A look ahead towards the 2021 World Juniors - LA Kings Insider

The 2020 IIHF World Junior Championships was littered with Kings prospects. In fact, in the last five years, only the 2017 Philadelphia Flyers had as many (9) as the Kings had last season. This makes sense from what many consider one of, if not the, top prospect class in the NHL.

With the 2021 schedule announced and several countries having already executed camps or announced rosters for upcoming camps, let’s take a look at last year, some changes to this year’s tournament format, and which Kings prospects are in the mix for their respective countries.

First, let’s look at what the 2020 WJC looked like. As mentioned above, the Kings entered the tournament with nine prospects who represented five different countries. Two of those players, Aidan Dudas and Akil Thomas, were part of the gold medal-winning Canadian team, with Thomas scoring the game-winning goal late in the third period of the gold-medal game against Russia. Also on the roster but not accounted for in the Kings nine prospects, was LA’s second overall selection in last month’s NHL Draft, Quinton Byfield.

Joining Dudas and Thomas with medal-winning performances were Tobias Bjornfot and Samuel Fagemo, who together helped Sweden to a bronze-medal effort. Fagemo, who recorded a point in every game, finished as the tournament-leading scorer with 13 points (8-5=13) through seven games to earn a spot on the Media All-Star Team.

The other players involved were Arthur Kaliyev (USA), Rasmus Kupari (Finland), Kim Nousiainen (Finland), Lukas Parik (Czech Republic) and Alex Turcotte (USA).

The 2021 World Juniors will be like the way the NHL handled the playoffs. The entire tournament will be in a bubble in Edmonton, with all teams playing games at Rogers Place as opposed to the originally planned city splits of Edmonton and Red Deer. The tournament is also scheduled to start on Christmas Day for the first time since the 2005 edition of the tournament. Group A will feature Canada, Finland, Germany, Slovakia and Switzerland while Group B includes the Austria, the Czech Republic, Russia, Sweden and the United States.

In total, the Kings have five prospects age-eligible to return to their respective teams for the coming tournament as Bjornfot, Byfield, Kaliyev, Parik and Turcotte all still meet the age requirement. After playing last year’s tournament as under-agers in more supportive roles, all five are expected to return and play prominent roles on their rosters in this year’s tournament.

Along with those five players, the Kings could see as many as six other players also head to Edmonton to compete in this year’s tournament. Brock Faber, the Kings 45th overall pick this year, recently participated in the U.S. National Junior Team Evaluation Camp at the beginning of October while Jordan Spence, the 95th overall pick in the 2019 NHL Draft, will join Byfield as an invite to Team Canada’s Selection Camp after posting a career-high 52 points (9-43=52) in 60 games last season with Moncton (QMJHL).
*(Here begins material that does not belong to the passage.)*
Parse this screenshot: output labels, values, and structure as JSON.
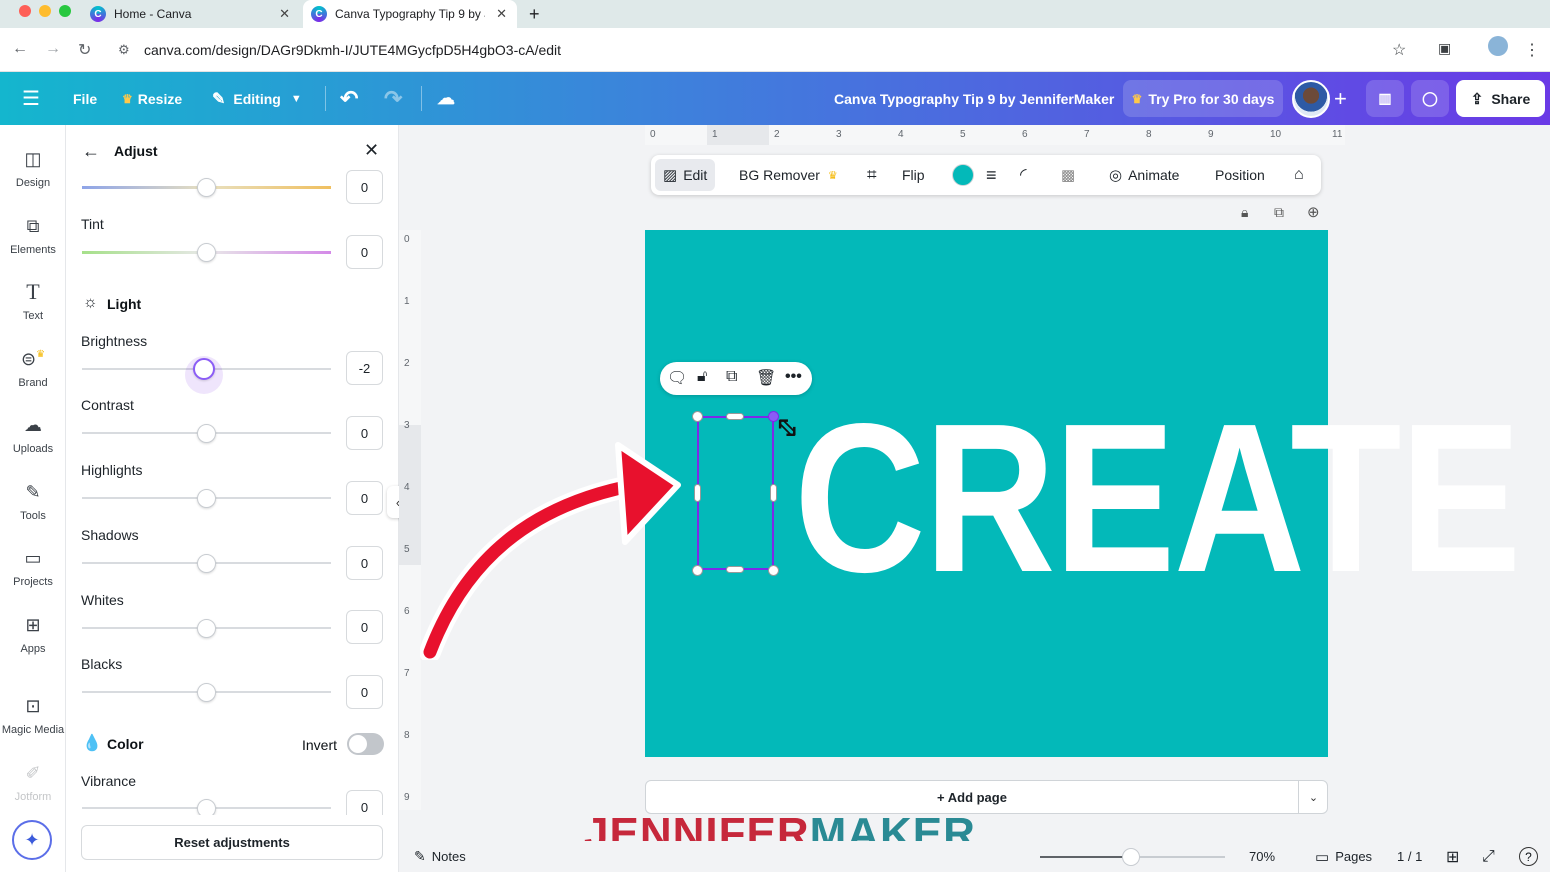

Four players selected during the 2020 NHL Draft are also a possibility to make their respective teams, including Helge Grans (35th overall), Kasper Simontaival (66th overall), Juho Markkanen (112th overall) and Martin Chromiak (128th overall). Three of those players – Grans, Simontaival and Chromiak – already have IIHF experience with their home countries while Markkanen would be looking to make his IIHF debut with Finland. Grans represented Sweden during the U17 World Hockey Challenge in 2018, helping them to a bronze medal with two points (0-2=2) in six games. Simontaival posted four points (1-3=4) in five games with Finland during the 2019 IIHF Men’s Under-18 World Championship and in that same tournament, Chromiak posted three points (1-2=3) in seven games with Slovakia.

All in all, the Kings have five returners, two players who just skated in their countries prospect camps and three other players who have represented their countries in other tournaments. It is a tall task to have nine-or-more players skate in one tournament and will be interesting to see if the Kings can do it two years in a row, or maybe even have as many as 11 prospects represented.

NOTE – Eddie Fischermann works for the Kings and is currently one of many contributors to LA Kings Insider. Our organization understands the importance of LAKI to you and we remain committed to evolving the platform and providing exciting new content once we resume our usual operations.

Dave Reginek/Getty Images